Despite these factors, Mr Maa is confident that Singapore will lead the region in mobile and cashless payments. Apart from the tight race to the top in the ride-hailing space across South-east Asia, Grab is also focusing on disrupting the financial services industry.
"Payments and financial services will be important for us in the next five years. If we're able to replace cash with any mobile solution that is much more efficient and saves money for the consumer and driver, everyone will be happy," said Mr Maa, who was speaking at the Asian Venture Capital Journal Private Equity & Venture Forum at The Westin Singapore.
MORE EFFICIENT AND COST-SAVING
Payments and financial services will be important for us in the next five years. If we're able to replace cash with any mobile solution that is much more efficient, and saves money for the consumer and driver, everyone will be happy.
MR MING MAA, president of Grab, on what makes cashless payment attractive.
The firm has now placed a time frame on that ambitious goal as it works on making GrabPay - its digital payment platform - more attractive. The idea is to become a regional mobile wallet and payments service, as Bloomberg noted last month.
Mr Maa said GrabPay is "the largest global payment system across this region". Grab has about 50 million customers on its platform, he added, with a large proportion on the payment system.
Other plans reportedly include loans, electronic money transfer and money-market funds.
Mr Maa also noted that consumers need a strong reason to start using mobile payments.
"A lot of companies aspire to be global payment companies and a key lesson I've learnt is that you have to have a compelling core-use case, in order to drive payments."
He noted that Apple Pay and Android Pay have yet to flourish because they lack such an attraction, despite their ubiquity.
"There's no driving need for these services. What we found is, in developing markets like China and India, transportation and ride-sharing have always been one of the largest reasons for mobile payments because of how frequent that engagement is.
"The more you drive engagement, the more frequent the behaviour, the more you convert the consumer from (using) cash."
Mr Maa said his firm is merely doing what it is focusing on, listening to the needs of its consumers.

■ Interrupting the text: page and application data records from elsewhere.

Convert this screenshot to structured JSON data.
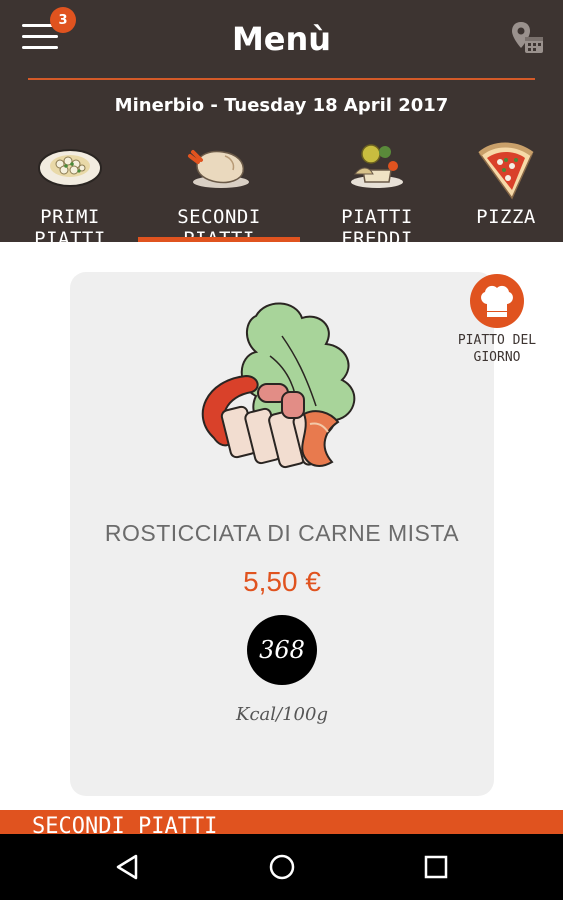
{
  "header": {
    "menu_badge": "3",
    "title": "Menù",
    "date_line": "Minerbio - Tuesday 18 April 2017"
  },
  "tabs": [
    {
      "label": "PRIMI PIATTI",
      "icon": "pasta-plate-icon",
      "active": false
    },
    {
      "label": "SECONDI PIATTI",
      "icon": "roast-chicken-icon",
      "active": true
    },
    {
      "label": "PIATTI FREDDI",
      "icon": "cold-plate-icon",
      "active": false
    },
    {
      "label": "PIZZA",
      "icon": "pizza-slice-icon",
      "active": false
    }
  ],
  "special": {
    "label_line1": "PIATTO DEL",
    "label_line2": "GIORNO",
    "icon": "chef-hat-icon"
  },
  "dish": {
    "name": "ROSTICCIATA DI CARNE MISTA",
    "price": "5,50 €",
    "kcal": "368",
    "kcal_unit": "Kcal/100g",
    "image_icon": "mixed-grill-icon"
  },
  "section": {
    "label": "SECONDI PIATTI"
  },
  "colors": {
    "accent": "#e0531f",
    "header_bg": "#3d3431",
    "card_bg": "#efefef"
  },
  "navbar": {
    "back_icon": "back-icon",
    "home_icon": "home-icon",
    "recents_icon": "recents-icon"
  }
}
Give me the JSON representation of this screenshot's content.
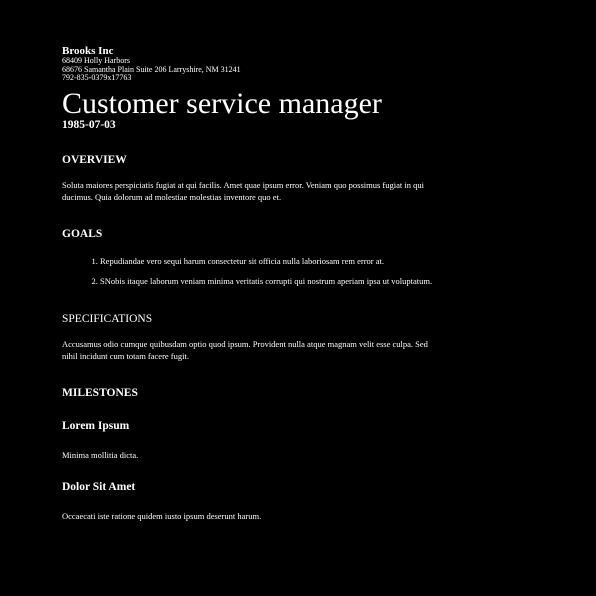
{
  "header": {
    "company": "Brooks Inc",
    "address_line1": "68409 Holly Harbors",
    "address_line2": "68676 Samantha Plain Suite 206 Larryshire, NM 31241",
    "phone": "792-835-0379x17763"
  },
  "document": {
    "title": "Customer service manager",
    "date": "1985-07-03"
  },
  "overview": {
    "heading": "OVERVIEW",
    "text": "Soluta maiores perspiciatis fugiat at qui facilis. Amet quae ipsum error. Veniam quo possimus fugiat in qui ducimus. Quia dolorum ad molestiae molestias inventore quo et."
  },
  "goals": {
    "heading": "GOALS",
    "items": [
      "Repudiandae vero sequi harum consectetur sit officia nulla laboriosam rem error at.",
      "SNobis itaque laborum veniam minima veritatis corrupti qui nostrum aperiam ipsa ut voluptatum."
    ]
  },
  "specifications": {
    "heading": "SPECIFICATIONS",
    "text": "Accusamus odio cumque quibusdam optio quod ipsum. Provident nulla atque magnam velit esse culpa. Sed nihil incidunt cum totam facere fugit."
  },
  "milestones": {
    "heading": "MILESTONES",
    "items": [
      {
        "title": "Lorem Ipsum",
        "text": "Minima mollitia dicta."
      },
      {
        "title": "Dolor Sit Amet",
        "text": "Occaecati iste ratione quidem iusto ipsum deserunt harum."
      }
    ]
  }
}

"What we hear from our customers and drivers is the need for better financing and access to modern banking services that they can't typically get. Everything we do is to optimise the experience and service to customers."